The shutdown was confirmed by an Amazon spokesperson, who told Bloomberg in an email that the closure enables customers to meet their everyday household product needs without having to pay a monthly $5 subscription fee. She also positioned the end of Prime Pantry as "part of our commitment to delivering the best possible customer experience."

Prime Pantry's closure didn't go unnoticed — several members took to social media to inquire about a potential outage, only to be informed by Amazon Help that it shut down. The brands tweet read: "We're sorry for any inconvenience this may cause you. Yes, we've discontinued our Prime Pantry service. Please reach back out to us if you need further assistance. We'll be here."  

Prime Pantry served a niche market

After Amazon bought Whole Foods in 2019 (via Business Insider), we should have seen that as a sign that the clock would start ticking for Amazon Pantry — the online retail giant's original bulk grocery store which it set up in 2014.
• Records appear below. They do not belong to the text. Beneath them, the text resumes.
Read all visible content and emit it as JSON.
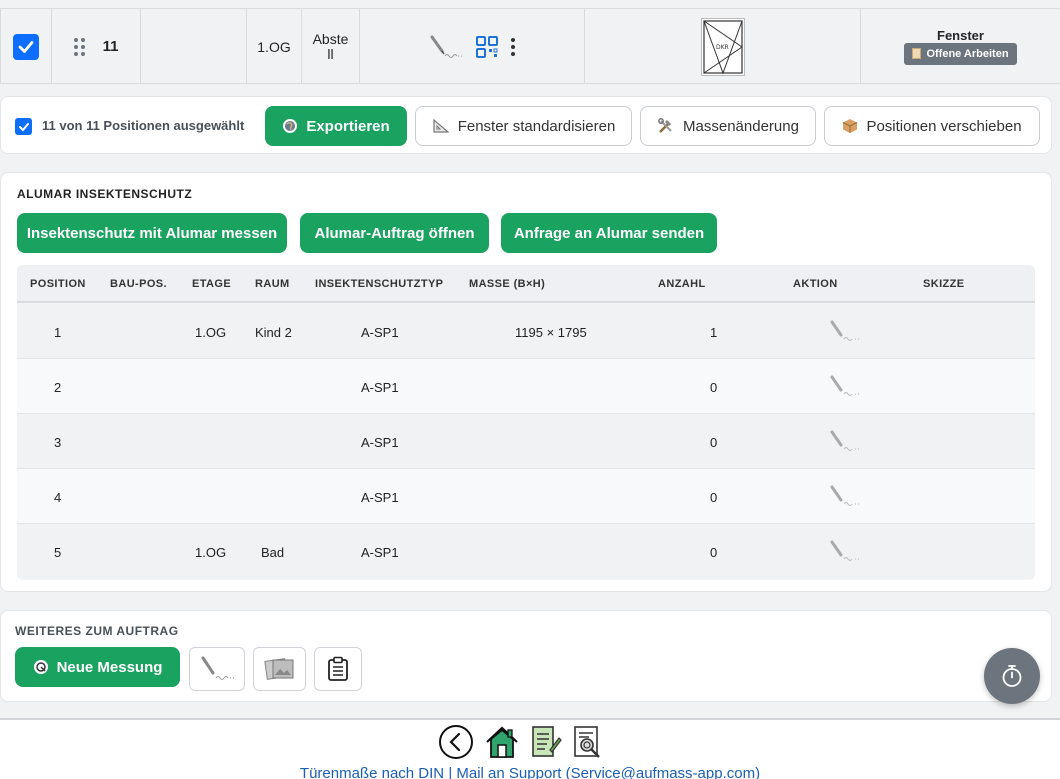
{
  "top_row": {
    "position_number": "11",
    "etage": "1.OG",
    "raum": "Abstell",
    "type_label": "Fenster",
    "thumb_label": "DKR",
    "open_work_label": "Offene Arbeiten"
  },
  "selection": {
    "text": "11 von 11 Positionen ausgewählt",
    "export_label": "Exportieren",
    "standardize_label": "Fenster standardisieren",
    "mass_change_label": "Massenänderung",
    "move_label": "Positionen verschieben"
  },
  "alumar": {
    "title": "ALUMAR INSEKTENSCHUTZ",
    "measure_label": "Insektenschutz mit Alumar messen",
    "open_order_label": "Alumar-Auftrag öffnen",
    "send_request_label": "Anfrage an Alumar senden",
    "columns": [
      "POSITION",
      "BAU-POS.",
      "ETAGE",
      "RAUM",
      "INSEKTENSCHUTZTYP",
      "MASSE (B×H)",
      "ANZAHL",
      "AKTION",
      "SKIZZE"
    ],
    "rows": [
      {
        "position": "1",
        "bau_pos": "",
        "etage": "1.OG",
        "raum": "Kind 2",
        "typ": "A-SP1",
        "masse": "1195 × 1795",
        "anzahl": "1"
      },
      {
        "position": "2",
        "bau_pos": "",
        "etage": "",
        "raum": "",
        "typ": "A-SP1",
        "masse": "",
        "anzahl": "0"
      },
      {
        "position": "3",
        "bau_pos": "",
        "etage": "",
        "raum": "",
        "typ": "A-SP1",
        "masse": "",
        "anzahl": "0"
      },
      {
        "position": "4",
        "bau_pos": "",
        "etage": "",
        "raum": "",
        "typ": "A-SP1",
        "masse": "",
        "anzahl": "0"
      },
      {
        "position": "5",
        "bau_pos": "",
        "etage": "1.OG",
        "raum": "Bad",
        "typ": "A-SP1",
        "masse": "",
        "anzahl": "0"
      }
    ]
  },
  "further": {
    "title": "WEITERES ZUM AUFTRAG",
    "new_measure_label": "Neue Messung"
  },
  "footer": {
    "din_link": "Türenmaße nach DIN",
    "separator": "|",
    "support_link": "Mail an Support (Service@aufmass-app.com)"
  },
  "colors": {
    "primary_green": "#1aa260",
    "checkbox_blue": "#0d6efd",
    "badge_gray": "#6c757d",
    "link_blue": "#1a5fb4"
  }
}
Prime Pantry was Amazon's way to get its subscribers to buy bulk quantities of non-perishable items like paper towels, dish soap, and other cleaning supplies, as well as food and snack items with long shelf lives like pasta and cereals. The only caveat? Everything you wanted would have to fit into a single large shipping box. With a delivery time of one to four business days, Prime Pantry items also took longer to get to where they needed to go, which unfortunately placed its delivery times up against Prime's quicker 24 to 48 hours (via Business Insider).

Prime Pantry wasn't exactly a headache-free proposition for Amazon. In March of 2020, just as the coronavirus pandemic was kicking up a notch, the online retail giant had to close the service because it could not meet demand (via CNBC). It could have been one of the last straws for an Amazon division whose function management realized might easily be fulfilled by another part of the company.